    A Fail-Safe Network (FSN) is a high-availability feature that extends link failover into the network by providing switch-level redundancy. An FSN appears as a single link with a single MAC address and potentially multiple IP addresses. An FSN can be a port, a link aggregation, or any combination of the two. An FSN adds an extra layer of availability to link aggregations alone. Link aggregations provide availability in the event of a port failure. FSNs provide availability in the event of a switch failure. Each port or link aggregation is considered as a single connection. Only one connection in an FSN is active at a time. All the connections making up the FSN share a single hardware (MAC) address.

    If the system detects a failure of the active connection, it will automatically switch to the standby connection in the FSN. That new connection assumes the network identity of the failed connection, until the primary connection is available again. You can designate which connection is the primary port/connection. To ensure connectivity in the event of a hardware failure, create FSN devices on multiple I/O modules or onboard ports. The FSN components are connected to different switches. If the network switch for the active connection fails, the FSN fails over to a connection using a different switch, thus extending link failover out into the network.

    When replicating from one Unity system to another, configure the FSN the same way on both systems as a best practice. You will need to manually configure the FSN on the destination before setting up replication. Otherwise, if you set up the FSN on the destination after replication is configured, you will need to use the Override address option to select the FSN as the interface for the destination NAS server.

    Note:  A NAS server IP interface should be build on the highest level logical device. If you want to repurpose a port or link aggregation currently used as a NAS server IP interface for an FSN, you will need to remove the IP interface from the NAS server, create the FSN, and reassign the IP interface to the FSN device.

    Create a fail-safe network

    Learn how to create a fail-safe network.

    Before you begin

    If you want to add a link aggregation to this FSN, be sure to create that link aggregation first.

    FSN provides additional protection and redundancy over link aggregation by providing high availability in the event of a switch failure.
    Procedure
    1. Under Settings, select Access > High Availability
    2. Under Fail Safe Networking, click the Add icon.
    3. Select two or more ports to add to the Fail Safe Network.
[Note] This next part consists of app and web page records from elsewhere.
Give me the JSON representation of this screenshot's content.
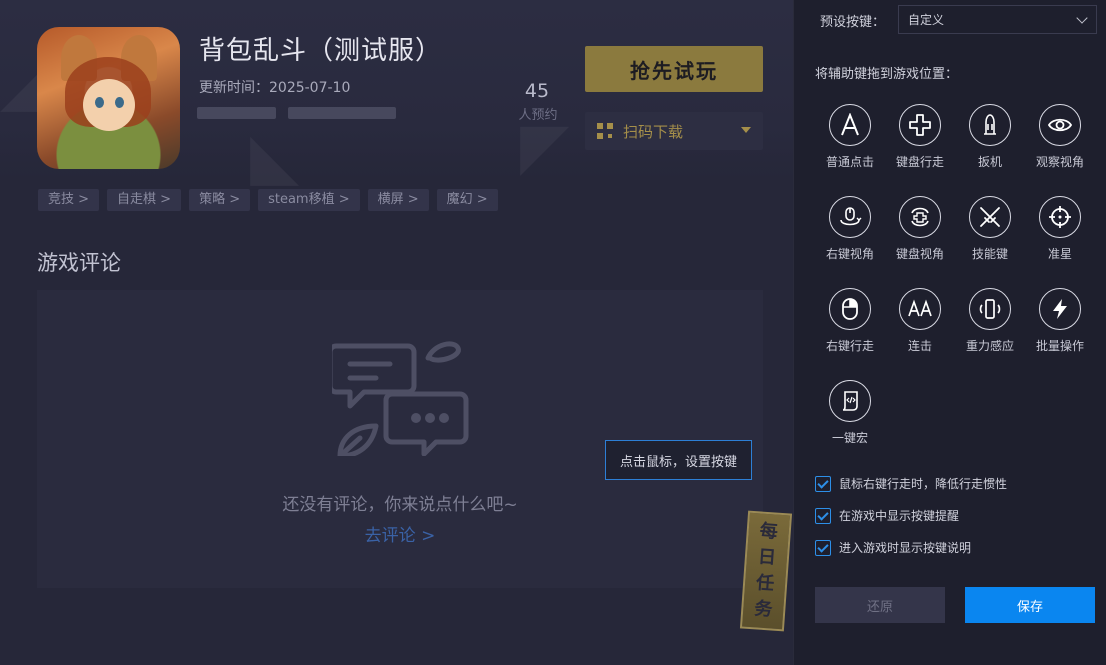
{
  "game": {
    "title": "背包乱斗（测试服）",
    "update_label": "更新时间：",
    "update_date": "2025-07-10",
    "reserve_count": "45",
    "reserve_label": "人预约",
    "play_button": "抢先试玩",
    "qr_button": "扫码下载",
    "tags": [
      "竞技 >",
      "自走棋 >",
      "策略 >",
      "steam移植 >",
      "横屏 >",
      "魔幻 >"
    ]
  },
  "comments": {
    "section_title": "游戏评论",
    "empty_text": "还没有评论，你来说点什么吧~",
    "go_comment": "去评论 >"
  },
  "tooltip": "点击鼠标，设置按键",
  "daily_task": [
    "每",
    "日",
    "任",
    "务"
  ],
  "key_panel": {
    "preset_label": "预设按键：",
    "preset_value": "自定义",
    "drag_hint": "将辅助键拖到游戏位置：",
    "keys": [
      {
        "label": "普通点击",
        "icon": "letter-a-icon"
      },
      {
        "label": "键盘行走",
        "icon": "dpad-icon"
      },
      {
        "label": "扳机",
        "icon": "trigger-icon"
      },
      {
        "label": "观察视角",
        "icon": "eye-icon"
      },
      {
        "label": "右键视角",
        "icon": "mouse-orbit-icon"
      },
      {
        "label": "键盘视角",
        "icon": "keyboard-orbit-icon"
      },
      {
        "label": "技能键",
        "icon": "crossed-swords-icon"
      },
      {
        "label": "准星",
        "icon": "crosshair-icon"
      },
      {
        "label": "右键行走",
        "icon": "mouse-icon"
      },
      {
        "label": "连击",
        "icon": "double-a-icon"
      },
      {
        "label": "重力感应",
        "icon": "phone-tilt-icon"
      },
      {
        "label": "批量操作",
        "icon": "lightning-icon"
      },
      {
        "label": "一键宏",
        "icon": "macro-script-icon"
      }
    ],
    "options": [
      {
        "label": "鼠标右键行走时，降低行走惯性",
        "checked": true
      },
      {
        "label": "在游戏中显示按键提醒",
        "checked": true
      },
      {
        "label": "进入游戏时显示按键说明",
        "checked": true
      }
    ],
    "reset_button": "还原",
    "save_button": "保存"
  },
  "colors": {
    "accent": "#0a86f0",
    "gold": "#8b7a3e",
    "panel_bg": "#1e1f2d",
    "page_bg": "#262739"
  }
}
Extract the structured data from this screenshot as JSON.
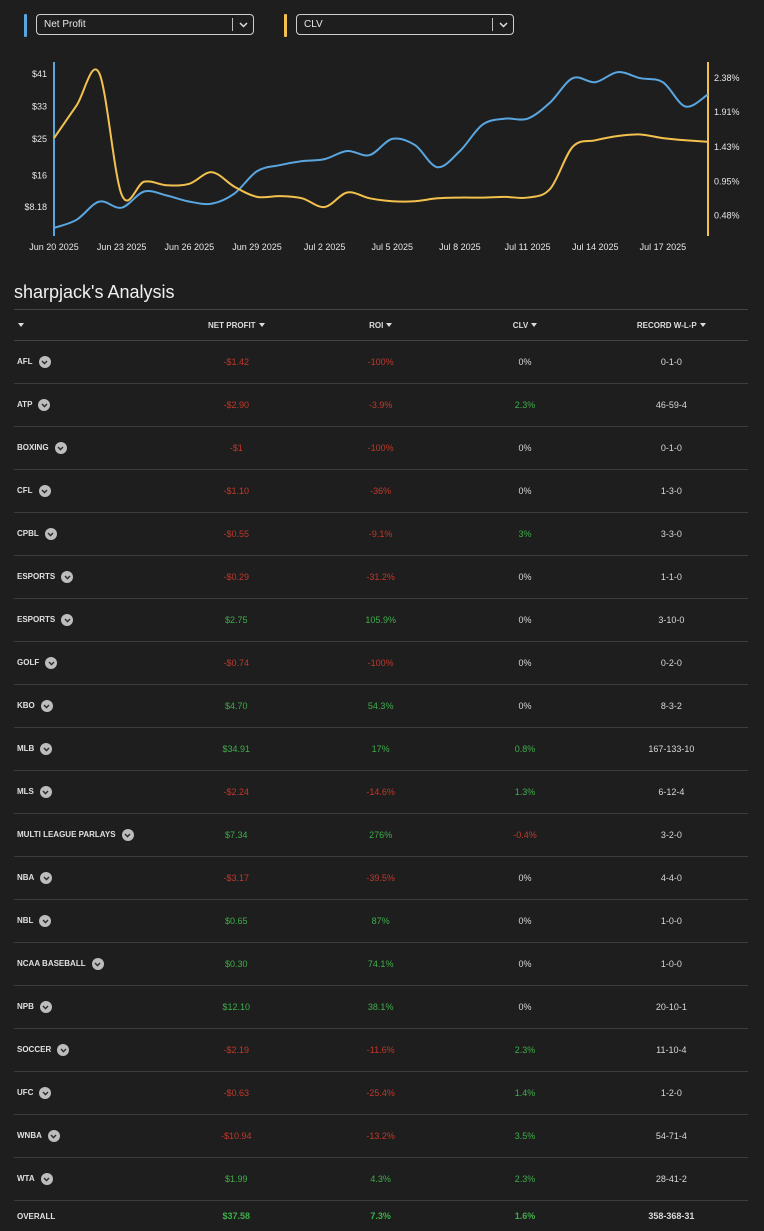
{
  "selectors": {
    "left": {
      "label": "Net Profit",
      "color": "#5aa6e0"
    },
    "right": {
      "label": "CLV",
      "color": "#f2c14e"
    }
  },
  "chart_data": {
    "type": "line",
    "x": [
      "Jun 20 2025",
      "Jun 21",
      "Jun 22",
      "Jun 23 2025",
      "Jun 24",
      "Jun 25",
      "Jun 26 2025",
      "Jun 27",
      "Jun 28",
      "Jun 29 2025",
      "Jun 30",
      "Jul 1",
      "Jul 2 2025",
      "Jul 3",
      "Jul 4",
      "Jul 5 2025",
      "Jul 6",
      "Jul 7",
      "Jul 8 2025",
      "Jul 9",
      "Jul 10",
      "Jul 11 2025",
      "Jul 12",
      "Jul 13",
      "Jul 14 2025",
      "Jul 15",
      "Jul 16",
      "Jul 17 2025",
      "Jul 18",
      "Jul 19"
    ],
    "xtick_labels": [
      "Jun 20 2025",
      "Jun 23 2025",
      "Jun 26 2025",
      "Jun 29 2025",
      "Jul 2 2025",
      "Jul 5 2025",
      "Jul 8 2025",
      "Jul 11 2025",
      "Jul 14 2025",
      "Jul 17 2025"
    ],
    "left_axis": {
      "ticks": [
        "$41",
        "$33",
        "$25",
        "$16",
        "$8.18"
      ],
      "tick_values": [
        41,
        33,
        25,
        16,
        8.18
      ],
      "range": [
        1,
        44
      ]
    },
    "right_axis": {
      "ticks": [
        "2.38%",
        "1.91%",
        "1.43%",
        "0.95%",
        "0.48%"
      ],
      "tick_values": [
        2.38,
        1.91,
        1.43,
        0.95,
        0.48
      ],
      "range": [
        0.2,
        2.6
      ]
    },
    "series": [
      {
        "name": "Net Profit",
        "axis": "left",
        "color": "#5aa6e0",
        "values": [
          3,
          5,
          9.5,
          8,
          12,
          11,
          9.5,
          9,
          11.5,
          17,
          18.5,
          19.5,
          20,
          22,
          21,
          25,
          23.5,
          18,
          22,
          28.5,
          30,
          30,
          34,
          40,
          39,
          41.5,
          40,
          39,
          33,
          36
        ]
      },
      {
        "name": "CLV",
        "axis": "right",
        "color": "#f2c14e",
        "values": [
          1.55,
          2.0,
          2.45,
          0.77,
          0.95,
          0.9,
          0.92,
          1.08,
          0.88,
          0.74,
          0.75,
          0.72,
          0.6,
          0.8,
          0.72,
          0.68,
          0.68,
          0.72,
          0.73,
          0.73,
          0.74,
          0.73,
          0.85,
          1.43,
          1.52,
          1.58,
          1.6,
          1.55,
          1.52,
          1.5
        ]
      }
    ],
    "grid": false,
    "legend": "none"
  },
  "analysis": {
    "title": "sharpjack's Analysis",
    "columns": [
      "",
      "NET PROFIT",
      "ROI",
      "CLV",
      "RECORD W-L-P"
    ],
    "rows": [
      {
        "name": "AFL",
        "profit": "-$1.42",
        "profit_sign": "neg",
        "roi": "-100%",
        "roi_sign": "neg",
        "clv": "0%",
        "clv_sign": "neu",
        "record": "0-1-0"
      },
      {
        "name": "ATP",
        "profit": "-$2.90",
        "profit_sign": "neg",
        "roi": "-3.9%",
        "roi_sign": "neg",
        "clv": "2.3%",
        "clv_sign": "pos",
        "record": "46-59-4"
      },
      {
        "name": "BOXING",
        "profit": "-$1",
        "profit_sign": "neg",
        "roi": "-100%",
        "roi_sign": "neg",
        "clv": "0%",
        "clv_sign": "neu",
        "record": "0-1-0"
      },
      {
        "name": "CFL",
        "profit": "-$1.10",
        "profit_sign": "neg",
        "roi": "-36%",
        "roi_sign": "neg",
        "clv": "0%",
        "clv_sign": "neu",
        "record": "1-3-0"
      },
      {
        "name": "CPBL",
        "profit": "-$0.55",
        "profit_sign": "neg",
        "roi": "-9.1%",
        "roi_sign": "neg",
        "clv": "3%",
        "clv_sign": "pos",
        "record": "3-3-0"
      },
      {
        "name": "ESPORTS",
        "profit": "-$0.29",
        "profit_sign": "neg",
        "roi": "-31.2%",
        "roi_sign": "neg",
        "clv": "0%",
        "clv_sign": "neu",
        "record": "1-1-0"
      },
      {
        "name": "ESPORTS",
        "profit": "$2.75",
        "profit_sign": "pos",
        "roi": "105.9%",
        "roi_sign": "pos",
        "clv": "0%",
        "clv_sign": "neu",
        "record": "3-10-0"
      },
      {
        "name": "GOLF",
        "profit": "-$0.74",
        "profit_sign": "neg",
        "roi": "-100%",
        "roi_sign": "neg",
        "clv": "0%",
        "clv_sign": "neu",
        "record": "0-2-0"
      },
      {
        "name": "KBO",
        "profit": "$4.70",
        "profit_sign": "pos",
        "roi": "54.3%",
        "roi_sign": "pos",
        "clv": "0%",
        "clv_sign": "neu",
        "record": "8-3-2"
      },
      {
        "name": "MLB",
        "profit": "$34.91",
        "profit_sign": "pos",
        "roi": "17%",
        "roi_sign": "pos",
        "clv": "0.8%",
        "clv_sign": "pos",
        "record": "167-133-10"
      },
      {
        "name": "MLS",
        "profit": "-$2.24",
        "profit_sign": "neg",
        "roi": "-14.6%",
        "roi_sign": "neg",
        "clv": "1.3%",
        "clv_sign": "pos",
        "record": "6-12-4"
      },
      {
        "name": "MULTI LEAGUE PARLAYS",
        "profit": "$7.34",
        "profit_sign": "pos",
        "roi": "276%",
        "roi_sign": "pos",
        "clv": "-0.4%",
        "clv_sign": "neg",
        "record": "3-2-0"
      },
      {
        "name": "NBA",
        "profit": "-$3.17",
        "profit_sign": "neg",
        "roi": "-39.5%",
        "roi_sign": "neg",
        "clv": "0%",
        "clv_sign": "neu",
        "record": "4-4-0"
      },
      {
        "name": "NBL",
        "profit": "$0.65",
        "profit_sign": "pos",
        "roi": "87%",
        "roi_sign": "pos",
        "clv": "0%",
        "clv_sign": "neu",
        "record": "1-0-0"
      },
      {
        "name": "NCAA BASEBALL",
        "profit": "$0.30",
        "profit_sign": "pos",
        "roi": "74.1%",
        "roi_sign": "pos",
        "clv": "0%",
        "clv_sign": "neu",
        "record": "1-0-0"
      },
      {
        "name": "NPB",
        "profit": "$12.10",
        "profit_sign": "pos",
        "roi": "38.1%",
        "roi_sign": "pos",
        "clv": "0%",
        "clv_sign": "neu",
        "record": "20-10-1"
      },
      {
        "name": "SOCCER",
        "profit": "-$2.19",
        "profit_sign": "neg",
        "roi": "-11.6%",
        "roi_sign": "neg",
        "clv": "2.3%",
        "clv_sign": "pos",
        "record": "11-10-4"
      },
      {
        "name": "UFC",
        "profit": "-$0.63",
        "profit_sign": "neg",
        "roi": "-25.4%",
        "roi_sign": "neg",
        "clv": "1.4%",
        "clv_sign": "pos",
        "record": "1-2-0"
      },
      {
        "name": "WNBA",
        "profit": "-$10.94",
        "profit_sign": "neg",
        "roi": "-13.2%",
        "roi_sign": "neg",
        "clv": "3.5%",
        "clv_sign": "pos",
        "record": "54-71-4"
      },
      {
        "name": "WTA",
        "profit": "$1.99",
        "profit_sign": "pos",
        "roi": "4.3%",
        "roi_sign": "pos",
        "clv": "2.3%",
        "clv_sign": "pos",
        "record": "28-41-2"
      }
    ],
    "overall": {
      "name": "OVERALL",
      "profit": "$37.58",
      "profit_sign": "pos",
      "roi": "7.3%",
      "roi_sign": "pos",
      "clv": "1.6%",
      "clv_sign": "pos",
      "record": "358-368-31"
    },
    "icons": {
      "expand": "chevron-down-circle-icon",
      "sort": "caret-down-icon",
      "select": "chevron-down-icon"
    }
  }
}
You can choose standalone ports or link aggregations, or any combination of the two.
    4. Select the Primary Port for the FSN and click Apply.
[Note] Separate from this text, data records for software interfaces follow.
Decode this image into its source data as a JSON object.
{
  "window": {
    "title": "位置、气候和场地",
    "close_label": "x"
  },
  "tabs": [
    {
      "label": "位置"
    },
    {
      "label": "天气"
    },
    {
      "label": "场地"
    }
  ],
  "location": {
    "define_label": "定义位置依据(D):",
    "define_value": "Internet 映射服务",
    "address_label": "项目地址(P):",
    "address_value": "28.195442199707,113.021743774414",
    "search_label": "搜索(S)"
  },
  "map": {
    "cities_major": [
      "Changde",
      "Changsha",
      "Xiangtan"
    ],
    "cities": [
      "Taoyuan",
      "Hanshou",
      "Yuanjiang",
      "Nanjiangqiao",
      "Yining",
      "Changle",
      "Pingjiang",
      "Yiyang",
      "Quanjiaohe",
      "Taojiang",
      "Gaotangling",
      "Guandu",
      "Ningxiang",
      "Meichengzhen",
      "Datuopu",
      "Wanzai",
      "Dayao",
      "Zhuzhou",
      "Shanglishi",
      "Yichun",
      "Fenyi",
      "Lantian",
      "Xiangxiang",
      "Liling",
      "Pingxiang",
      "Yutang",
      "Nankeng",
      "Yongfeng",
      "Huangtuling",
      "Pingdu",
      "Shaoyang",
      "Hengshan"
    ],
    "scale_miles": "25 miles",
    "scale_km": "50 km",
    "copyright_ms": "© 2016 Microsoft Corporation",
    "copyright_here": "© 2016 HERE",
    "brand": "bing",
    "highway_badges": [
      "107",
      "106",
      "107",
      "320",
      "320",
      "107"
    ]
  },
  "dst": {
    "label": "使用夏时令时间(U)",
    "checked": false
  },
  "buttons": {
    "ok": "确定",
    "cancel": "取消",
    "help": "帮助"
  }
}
    Change an FSN

    Learn how to add or remove links to an existing fail-safe network.

    Before you begin

    You cannot remove a primary port from an FSN.
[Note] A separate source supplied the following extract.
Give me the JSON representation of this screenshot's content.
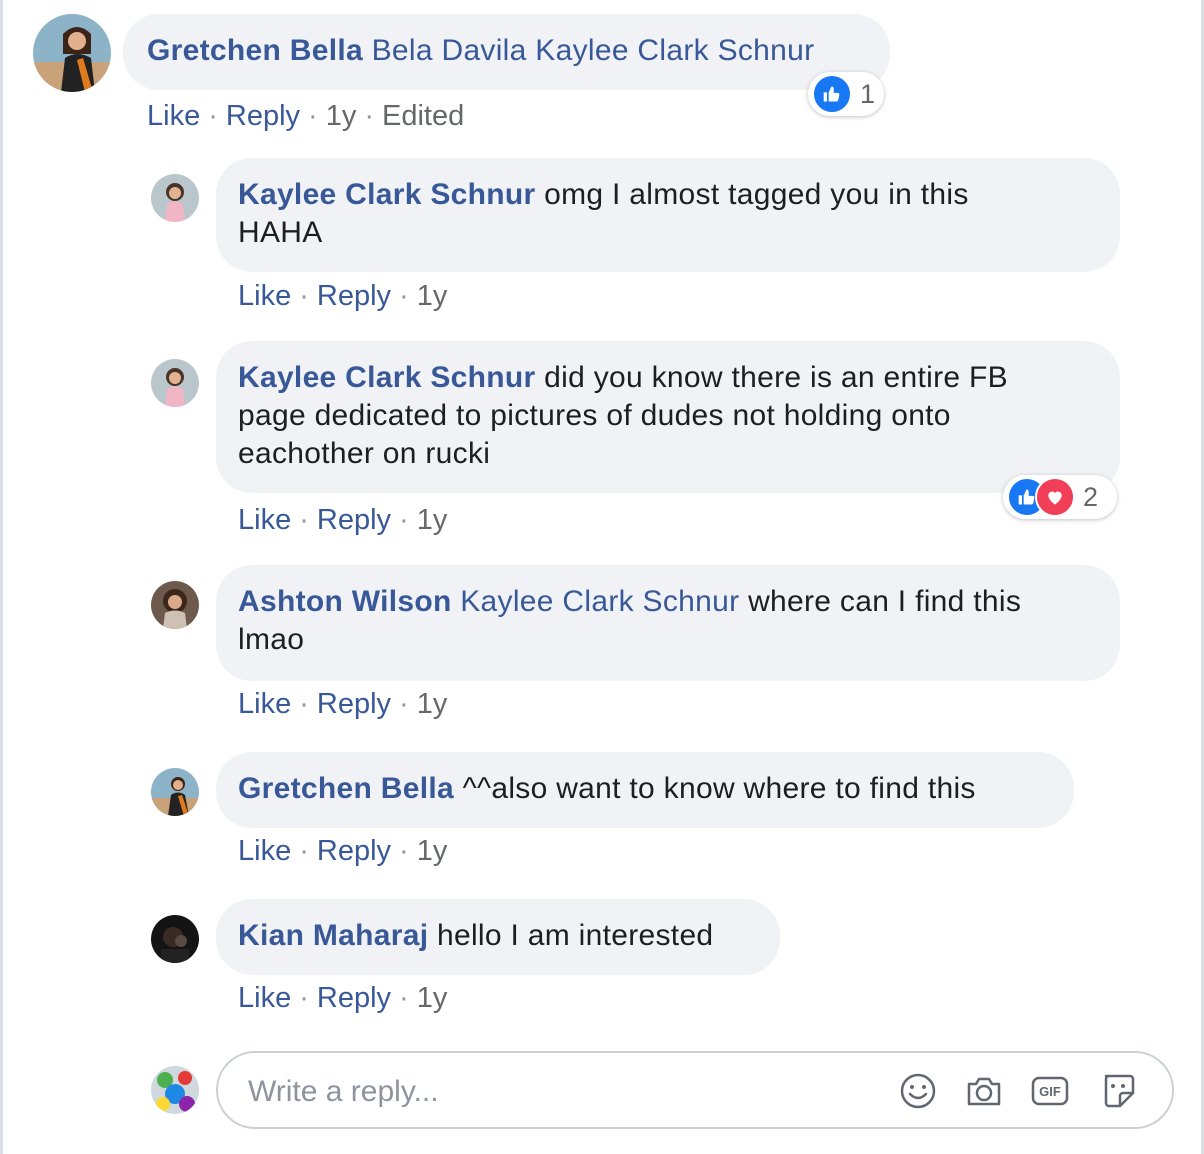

    Procedure
    1. Under Settings, select Access > High Availability.
    2. Under Fail Safe Networking, select the FSN for which you want to add or remove ports or link aggregations and click the Edit icon.
    3. Select a non-primary port and click the Delete icon to remove it from the FSN. Alternatively, click the Add icon and select a new port or link aggregation to add to the FSN. Click Apply after each add or delete change before you make another modification.

    Repurpose a NAS Ethernet port for FSN or link aggregation

    Before you begin
    Note:  If you only have one interface currently set up for your NAS server, the host connection will experience downtime during this repurpose process.

    If you have already dedicated an Ethernet port as an interface for a NAS server, but would like to repurpose it for fail-safe networking (FSN) or link aggregation (LA), you will need to deconstruct the network port, assign it to a LA or FSN, and then build the NAS server on top of the new FSN device.

    Procedure
    1. Remove the IP interface from the NAS server for the port you would like to use in the FSN.
    2. Optionally, create the Link Aggregation to be included in the FSN.
    3. Create an FSN using the desired ports and/or link aggregations.
    4. Recreate the IP interface for the NAS server on top of the FSN device.